    Q: Why are columns so inbored? Needed for structural reasons?

    A: Yes. Column is freestanding. Corner is storefront. Wanted roof to shoot out past column.

    Q: Why not make corner thicker? It’s structurally functional there, but interferes with sweep.

    A: Column could be in the corner. I liked it there. Wasn’t a structural decision. Cost less in corner.

    A: Discussion of exposed structural pieces. Corner will be chunkier.

    Kirylo: Like your idea. Without it the roof looks like the brim of a baseball cap.

    Q: I like it separated too Detail the glass where it turns the corner. Now it looks like they compete.

    Q: Maybe if it was glass at corner and not like two columns, would look better.

    Q: Art installation by graphic designer? Maybe engage someone from the Somerville artistic community instead?

    A: Graphic designer has been a curator of art. Often engages local artists. Designs may be done by local artists, executed by her.

    Q: Where is it again?

    A: Along rim above arcade. Make it an art element that partially covers condensers. If you could find a local artist to push you toward the river, would be good.

    Q: Next steps? Will you bring a mockup? Stone materials.

    A: Depends on what you want.

    Q: Material samples, stone, metal color. Don’t need a mockup.

    A: OK. We’ll look at the corners, make art thing more representative.

    Q: Make it a Somerville Pavilion.

    A: Maybe won’t make architecture books….


    [FRIT architect passes out Assembly Row Design Standards.]

    Quick overview.

    Thoughts about store fronts and signage. On page 3, individual tenant expression for signage.

    On p. 7, document shows different areas discussed. Storefronts executed in particular way. Proportion of windows and doors. Pop out zones and recesses. Lighting standards, cafe areas

    P. 8, windows and glazing. Tenants have specific requirements, their own layouts. Issue with infill panels for anchor and corner tenants. Original document had 60% infill allowed. Internal negotiations come close to 60%, 75% is what tenants are asking for. I can build my own display and glazing. Will need to modify your document.

    Canopies & Awnings: No continuous storefront lines like strip malls. Specific sign types. Flat signs outside, sometimes awning signs, window signs, flags and banners for anchors, wall signs (menu boards, plaques).

    Entry embeds (mosaics in front of entry). Window area display signs. Want controls on where signs can be in windows. Design control zone. I don’t have rights to dictate layout, but we can control skin at sidewalk. Sign types, letter sizes, lighting. Prohibited sign types.

    Outdoor cafe areas. Protecting pedestrian environment.

    Federals basic standard.
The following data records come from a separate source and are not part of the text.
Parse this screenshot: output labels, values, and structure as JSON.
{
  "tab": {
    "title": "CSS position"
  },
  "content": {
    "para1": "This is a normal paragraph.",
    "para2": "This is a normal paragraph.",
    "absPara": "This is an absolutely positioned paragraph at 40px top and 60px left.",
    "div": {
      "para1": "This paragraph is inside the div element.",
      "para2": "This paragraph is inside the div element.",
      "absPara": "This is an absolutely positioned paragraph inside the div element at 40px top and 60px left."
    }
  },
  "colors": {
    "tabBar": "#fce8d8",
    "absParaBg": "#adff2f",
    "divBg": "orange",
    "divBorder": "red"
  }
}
    Q: Good to have controlled chaos, mimicking urban environment. Want to avoid real chaos. This is a development of prior work.

    A: Retail has changed a lot in last few years. Lots here that is cutting edge. This document is created so that there most people won’t have to come to city and change this. I can mediate this to create variations.

    Q: Signage approvals?

    A: Document goes to city, city approves it. If signage matches document, will be OK. Staff has to be comfortable with this document. Wish our own signage code is like this. Talks about sign types and categories. Specifies how to do this. We’re looking at numbers and shapes. Want to have two public meetings for feedback. FRIT does this for tenants anyway. We want public sector input.

    Q: Flags and banners allowed some places. Landlord has review of placement? Could have negative impact.

    A: We review everything. Tenant has little as-of-right control. May put into lease, but then we negotiated it.

    Q: City minimum expectation is in ordinance. FRIT may require tenants to be more rigorous, but not less.

    Q: what about color adjacencies? Lime green with purple?

    A: I track individual proposals. Not much of an issue. If a tenant has a particular color as their brand, could be an issue.

    Q: Like this approach. Looks like it is not planned, although it is. Would look organic.

    [Left at 8:00 PM at beginning of next case.]

    GD Star Rating

Leave a Reply

Notify me of followup comments via e-mail. You can also subscribe without commenting.